The first kind of technical debt is the kind that is incurred unintentionally. For example, a design approach just turns out to be error-prone or a junior programmer just writes bad code. This technical debt is the non-strategic result of doing a poor job. In some cases, this kind of debt can be incurred unknowingly, for example, your company might acquire a company that has accumulated significant technical debt that you don't identify until after the acquisition. Sometimes, ironically, this debt can be created when a team stumbles in its efforts to rewrite a debt-laden platform and inadvertently creates more debt. We'll call this general category of debt Type I.
The second kind of technical debt is the kind that is incurred intentionally. This commonly occurs when an organization makes a conscious decision to optimize for the present rather than for the future. "If we don't get this release done on time, there won't be a next release" is a common refrain—and often a compelling one. This leads to decisions like, "We don't have time to reconcile these two databases, so we'll write some glue code that keeps them synchronized for now and reconcile them after we ship." Or "We have some code written by a contractor that doesn't follow our coding standards; we'll clean that up later." Or "We didn't have time to write all the unit tests for the code we wrote the last 2 months of the project. We'll right those tests after the release." (We'll call this Type II.)

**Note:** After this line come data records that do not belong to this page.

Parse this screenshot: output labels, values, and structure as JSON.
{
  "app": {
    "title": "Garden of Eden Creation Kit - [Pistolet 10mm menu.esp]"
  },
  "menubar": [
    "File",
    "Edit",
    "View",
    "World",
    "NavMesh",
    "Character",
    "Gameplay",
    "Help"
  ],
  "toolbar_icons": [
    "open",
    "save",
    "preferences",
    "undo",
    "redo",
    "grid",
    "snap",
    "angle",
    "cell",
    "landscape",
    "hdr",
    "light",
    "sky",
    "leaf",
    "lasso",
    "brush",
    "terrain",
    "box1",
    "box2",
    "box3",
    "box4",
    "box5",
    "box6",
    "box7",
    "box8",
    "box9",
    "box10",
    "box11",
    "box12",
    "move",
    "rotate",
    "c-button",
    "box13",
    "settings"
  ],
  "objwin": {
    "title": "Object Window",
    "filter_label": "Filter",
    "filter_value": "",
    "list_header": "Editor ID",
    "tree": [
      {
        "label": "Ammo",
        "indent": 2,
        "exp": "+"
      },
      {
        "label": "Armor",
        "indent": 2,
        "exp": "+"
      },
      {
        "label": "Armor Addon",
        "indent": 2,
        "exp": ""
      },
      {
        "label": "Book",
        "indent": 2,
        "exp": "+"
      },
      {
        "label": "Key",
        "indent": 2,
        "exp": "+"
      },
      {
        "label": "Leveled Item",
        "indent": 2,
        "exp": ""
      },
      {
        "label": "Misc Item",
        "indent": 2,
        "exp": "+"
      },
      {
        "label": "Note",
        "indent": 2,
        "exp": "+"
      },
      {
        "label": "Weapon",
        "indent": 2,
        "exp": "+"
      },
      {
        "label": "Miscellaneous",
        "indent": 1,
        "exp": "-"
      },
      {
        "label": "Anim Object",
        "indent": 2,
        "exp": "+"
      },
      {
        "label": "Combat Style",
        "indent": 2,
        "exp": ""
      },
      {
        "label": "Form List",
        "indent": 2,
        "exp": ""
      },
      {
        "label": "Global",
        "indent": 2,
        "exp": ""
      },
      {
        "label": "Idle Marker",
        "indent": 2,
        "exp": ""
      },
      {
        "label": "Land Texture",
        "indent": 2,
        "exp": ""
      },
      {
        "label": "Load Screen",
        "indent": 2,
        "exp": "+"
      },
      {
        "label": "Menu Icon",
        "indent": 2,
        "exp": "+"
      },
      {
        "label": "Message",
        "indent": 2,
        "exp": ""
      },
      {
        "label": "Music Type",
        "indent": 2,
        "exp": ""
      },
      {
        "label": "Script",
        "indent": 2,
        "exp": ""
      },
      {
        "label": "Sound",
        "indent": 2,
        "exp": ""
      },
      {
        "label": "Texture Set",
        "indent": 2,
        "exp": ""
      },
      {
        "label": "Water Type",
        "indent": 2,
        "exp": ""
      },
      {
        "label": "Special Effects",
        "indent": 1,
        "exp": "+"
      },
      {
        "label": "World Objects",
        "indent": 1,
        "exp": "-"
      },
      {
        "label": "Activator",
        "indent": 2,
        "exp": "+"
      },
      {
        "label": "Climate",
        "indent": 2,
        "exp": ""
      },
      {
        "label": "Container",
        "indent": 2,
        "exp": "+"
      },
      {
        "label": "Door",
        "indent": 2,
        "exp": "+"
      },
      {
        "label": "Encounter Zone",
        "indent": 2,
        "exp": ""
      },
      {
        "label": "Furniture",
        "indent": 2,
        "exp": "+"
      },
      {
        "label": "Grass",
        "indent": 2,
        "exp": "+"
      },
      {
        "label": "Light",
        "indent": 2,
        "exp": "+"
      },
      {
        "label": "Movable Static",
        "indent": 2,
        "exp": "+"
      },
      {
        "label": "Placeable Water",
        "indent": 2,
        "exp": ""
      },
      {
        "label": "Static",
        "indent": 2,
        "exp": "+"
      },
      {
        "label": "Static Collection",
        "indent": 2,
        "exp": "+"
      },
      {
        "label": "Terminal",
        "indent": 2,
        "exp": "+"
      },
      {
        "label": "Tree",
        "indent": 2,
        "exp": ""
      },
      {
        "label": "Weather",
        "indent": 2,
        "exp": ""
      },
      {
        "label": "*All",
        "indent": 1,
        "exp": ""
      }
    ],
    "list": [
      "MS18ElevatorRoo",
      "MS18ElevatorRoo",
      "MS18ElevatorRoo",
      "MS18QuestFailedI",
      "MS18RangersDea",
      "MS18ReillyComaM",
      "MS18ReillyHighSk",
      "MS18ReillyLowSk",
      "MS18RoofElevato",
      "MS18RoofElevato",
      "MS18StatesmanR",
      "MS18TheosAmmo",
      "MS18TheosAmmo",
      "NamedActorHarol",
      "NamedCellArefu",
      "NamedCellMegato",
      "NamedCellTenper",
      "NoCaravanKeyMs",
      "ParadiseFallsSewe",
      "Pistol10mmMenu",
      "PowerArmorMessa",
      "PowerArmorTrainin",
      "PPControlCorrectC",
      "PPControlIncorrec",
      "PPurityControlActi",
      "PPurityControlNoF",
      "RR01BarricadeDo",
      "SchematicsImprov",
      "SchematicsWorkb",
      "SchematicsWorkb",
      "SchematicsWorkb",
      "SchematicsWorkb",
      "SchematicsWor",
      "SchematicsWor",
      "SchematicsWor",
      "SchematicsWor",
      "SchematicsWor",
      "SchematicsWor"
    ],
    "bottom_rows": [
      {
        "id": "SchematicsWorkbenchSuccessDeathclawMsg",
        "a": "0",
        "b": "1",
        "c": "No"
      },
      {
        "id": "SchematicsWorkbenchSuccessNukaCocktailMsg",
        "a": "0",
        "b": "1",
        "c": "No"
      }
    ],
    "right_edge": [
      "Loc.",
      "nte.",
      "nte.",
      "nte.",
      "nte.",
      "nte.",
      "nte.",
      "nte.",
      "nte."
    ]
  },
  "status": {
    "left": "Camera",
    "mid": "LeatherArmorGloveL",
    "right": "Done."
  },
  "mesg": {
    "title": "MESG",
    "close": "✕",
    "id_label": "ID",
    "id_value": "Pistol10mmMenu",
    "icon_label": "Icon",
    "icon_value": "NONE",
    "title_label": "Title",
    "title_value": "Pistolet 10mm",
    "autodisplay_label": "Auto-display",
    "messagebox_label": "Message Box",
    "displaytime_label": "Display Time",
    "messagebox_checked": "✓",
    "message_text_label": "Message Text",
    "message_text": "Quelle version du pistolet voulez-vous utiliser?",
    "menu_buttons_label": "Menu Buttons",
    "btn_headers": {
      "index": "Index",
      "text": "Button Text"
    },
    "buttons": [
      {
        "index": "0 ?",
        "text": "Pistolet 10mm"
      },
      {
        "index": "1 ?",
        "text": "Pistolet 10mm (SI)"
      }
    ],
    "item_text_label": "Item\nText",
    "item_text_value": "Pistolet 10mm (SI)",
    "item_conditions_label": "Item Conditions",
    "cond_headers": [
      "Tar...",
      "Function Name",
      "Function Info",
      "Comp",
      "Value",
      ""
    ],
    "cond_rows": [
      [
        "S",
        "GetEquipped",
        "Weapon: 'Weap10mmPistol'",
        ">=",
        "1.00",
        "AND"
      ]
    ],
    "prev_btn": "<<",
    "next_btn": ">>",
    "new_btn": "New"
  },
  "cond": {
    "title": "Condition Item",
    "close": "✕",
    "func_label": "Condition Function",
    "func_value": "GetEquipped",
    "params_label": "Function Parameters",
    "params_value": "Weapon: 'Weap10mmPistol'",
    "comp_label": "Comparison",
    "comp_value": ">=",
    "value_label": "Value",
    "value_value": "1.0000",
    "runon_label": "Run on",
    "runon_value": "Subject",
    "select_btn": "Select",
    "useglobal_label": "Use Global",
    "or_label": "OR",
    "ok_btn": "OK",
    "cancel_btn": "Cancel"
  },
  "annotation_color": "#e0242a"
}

to quote Martin Fowler (Fowler TechDebt) "The all too common problem is that development organizations let their debt get out of control and spend most of their future development effort paying crippling interest payments." Leading to the Red Queen effect: running to stay in place or falling slowly behind.
But there is a third cause of technical debt, process debt.
Process debt occurs when an organization is so process laden that they are unable to develop or deploy a software system that has any hope of being current or of meeting current needs. Many larger Defense systems fit this mold: the shear mind-numbing process of how to create these systems from design to RFP to contract award virtually ensues that the system when and if its completed is Legacy.
the fix to military acqusitions will be painful, not quite sure when the healing will start